Radiation enteritis is a condition in which the lining of the intestine becomes swollen and inflamed during or after radiation therapy to the abdomen, pelvis, or rectum. The small and large intestine are very sensitive to radiation. The larger the dose of radiation, the more damage may be done to normal tissue. Most tumors in the abdomen and pelvis need large doses of radiation. Almost all patients receiving radiation to the abdomen, pelvis, or rectum will have enteritis.

Recommended Related to Cancer

Overview

This complementary and alternative medicine (CAM) information summary provides an overview of the use of Cannabis and its components as a treatment for people with cancer -related symptoms caused by the disease itself or its treatment. This summary contains the following key information: Cannabis has been used for medicinal purposes for thousands of years. By federal law, the possession of Cannabis, also known as marijuana, is illegal in the United States. The U.S. Food and Drug Administration...

Read the Overview article > >

Radiation therapy to kill cancer cells in the abdomen and pelvis affects normal cells in the lining of the intestines. Radiation therapy stops the growth of cancer cells and other fast-growing cells. Since normal cells in the lining of the intestines grow quickly, radiation treatment to that area can stop those cells from growing. This makes it hard for tissue to repair itself. As cells die and are not replaced, gastrointestinal problems occur over the next few days and weeks.

Doctors are studying whether the order that radiation therapy, chemotherapy, and surgery are given affects how severe the enteritis will be.

Symptoms may begin during radiation therapy or months to years later.

Radiation enteritis may be acute or chronic:

  • Acute radiation enteritis occurs during radiation therapy and may last up to 8 to 12 weeks after treatment stops.
  • Chronic radiation enteritis may appear months to years after radiation therapy ends, or it may begin as acute enteritis and keep coming back.

The total dose of radiation and other factors affect the risk of radiation enteritis.

Only 5% to 15% of patients treated with radiation to the abdomen will have chronic problems. The amount of time the enteritis lasts and how severe it is depend on the following:

  • The total dose of radiation received.
  • The amount of normal intestine treated.
  • The tumor size and how much it has spread.
  • If chemotherapy was given at the same time as the radiation therapy.
  • If radiation implants were used.
  • If the patient has high blood pressure, diabetes, pelvic inflammatory disease, or poor nutrition.
  • If the patient has had surgery to the abdomen or pelvis.
1 | 2 | 3
1 | 2 | 3

Today on WebMD
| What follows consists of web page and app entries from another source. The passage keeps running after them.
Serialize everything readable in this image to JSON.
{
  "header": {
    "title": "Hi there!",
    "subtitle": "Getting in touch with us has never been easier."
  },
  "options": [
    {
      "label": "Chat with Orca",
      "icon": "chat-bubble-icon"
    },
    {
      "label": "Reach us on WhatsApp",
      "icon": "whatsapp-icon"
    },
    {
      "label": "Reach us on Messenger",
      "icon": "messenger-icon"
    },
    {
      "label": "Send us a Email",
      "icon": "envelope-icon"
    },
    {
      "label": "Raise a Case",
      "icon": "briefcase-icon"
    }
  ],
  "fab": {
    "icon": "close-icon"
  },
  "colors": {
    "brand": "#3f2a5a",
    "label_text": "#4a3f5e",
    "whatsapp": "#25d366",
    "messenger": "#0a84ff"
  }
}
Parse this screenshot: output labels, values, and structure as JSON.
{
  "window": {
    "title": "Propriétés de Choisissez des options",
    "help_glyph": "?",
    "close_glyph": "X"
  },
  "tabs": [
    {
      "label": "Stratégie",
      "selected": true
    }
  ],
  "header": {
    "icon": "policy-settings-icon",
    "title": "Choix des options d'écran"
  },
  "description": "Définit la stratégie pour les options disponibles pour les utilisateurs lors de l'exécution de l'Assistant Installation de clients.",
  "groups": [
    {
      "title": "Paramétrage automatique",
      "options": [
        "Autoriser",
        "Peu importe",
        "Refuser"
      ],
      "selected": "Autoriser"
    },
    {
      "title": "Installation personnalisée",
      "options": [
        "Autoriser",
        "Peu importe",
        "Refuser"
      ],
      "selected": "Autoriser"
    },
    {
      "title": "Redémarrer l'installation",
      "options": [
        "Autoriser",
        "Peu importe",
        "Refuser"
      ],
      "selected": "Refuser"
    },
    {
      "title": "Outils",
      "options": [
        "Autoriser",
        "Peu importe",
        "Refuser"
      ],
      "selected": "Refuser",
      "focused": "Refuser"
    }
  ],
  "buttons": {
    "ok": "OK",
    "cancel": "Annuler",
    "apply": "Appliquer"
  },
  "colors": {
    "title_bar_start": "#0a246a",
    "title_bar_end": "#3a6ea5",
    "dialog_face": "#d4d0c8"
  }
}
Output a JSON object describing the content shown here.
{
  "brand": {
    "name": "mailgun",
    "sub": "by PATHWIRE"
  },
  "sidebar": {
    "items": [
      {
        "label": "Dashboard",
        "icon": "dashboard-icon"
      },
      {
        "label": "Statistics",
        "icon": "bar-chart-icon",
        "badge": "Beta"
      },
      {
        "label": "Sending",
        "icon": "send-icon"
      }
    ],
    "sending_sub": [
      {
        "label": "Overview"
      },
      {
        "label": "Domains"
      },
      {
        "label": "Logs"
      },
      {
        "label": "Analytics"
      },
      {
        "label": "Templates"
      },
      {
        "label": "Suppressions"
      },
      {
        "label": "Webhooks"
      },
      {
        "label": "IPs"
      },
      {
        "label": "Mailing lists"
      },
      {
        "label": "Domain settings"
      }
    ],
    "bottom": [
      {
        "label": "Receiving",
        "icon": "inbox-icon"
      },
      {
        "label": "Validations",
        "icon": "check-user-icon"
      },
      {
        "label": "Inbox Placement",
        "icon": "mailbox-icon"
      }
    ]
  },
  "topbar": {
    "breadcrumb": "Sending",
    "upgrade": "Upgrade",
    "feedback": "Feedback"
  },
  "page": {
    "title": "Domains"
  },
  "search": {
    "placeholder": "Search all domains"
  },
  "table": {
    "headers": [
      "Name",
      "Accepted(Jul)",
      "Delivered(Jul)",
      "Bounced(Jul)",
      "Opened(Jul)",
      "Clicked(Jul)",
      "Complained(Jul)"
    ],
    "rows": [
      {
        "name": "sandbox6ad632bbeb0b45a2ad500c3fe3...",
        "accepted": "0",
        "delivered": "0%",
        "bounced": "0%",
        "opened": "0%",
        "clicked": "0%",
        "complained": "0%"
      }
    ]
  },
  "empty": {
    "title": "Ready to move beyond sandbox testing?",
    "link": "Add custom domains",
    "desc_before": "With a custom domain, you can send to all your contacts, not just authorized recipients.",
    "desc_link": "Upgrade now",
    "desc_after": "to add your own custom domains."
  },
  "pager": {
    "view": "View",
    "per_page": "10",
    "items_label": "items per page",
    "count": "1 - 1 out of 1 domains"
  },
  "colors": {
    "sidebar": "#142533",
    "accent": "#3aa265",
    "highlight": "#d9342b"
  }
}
Colorectal cancer cells
A common one in both men and women.
Lung cancer xray
See it in pictures, plus read the facts.
 
sauteed cherry tomatoes
Fight cancer one plate at a time.
Ovarian cancer illustration
Do you know the symptoms?
 
Jennifer Goodman Linn self-portrait
Blog
what is your cancer risk
HEALTH CHECK
 
colorectal cancer treatment advances
Video
breast cancer overview slideshow
SLIDESHOW
 
prostate cancer overview
SLIDESHOW
lung cancer overview slideshow
SLIDESHOW
 
ovarian cancer overview slideshow
SLIDESHOW
Actor Michael Douglas
Article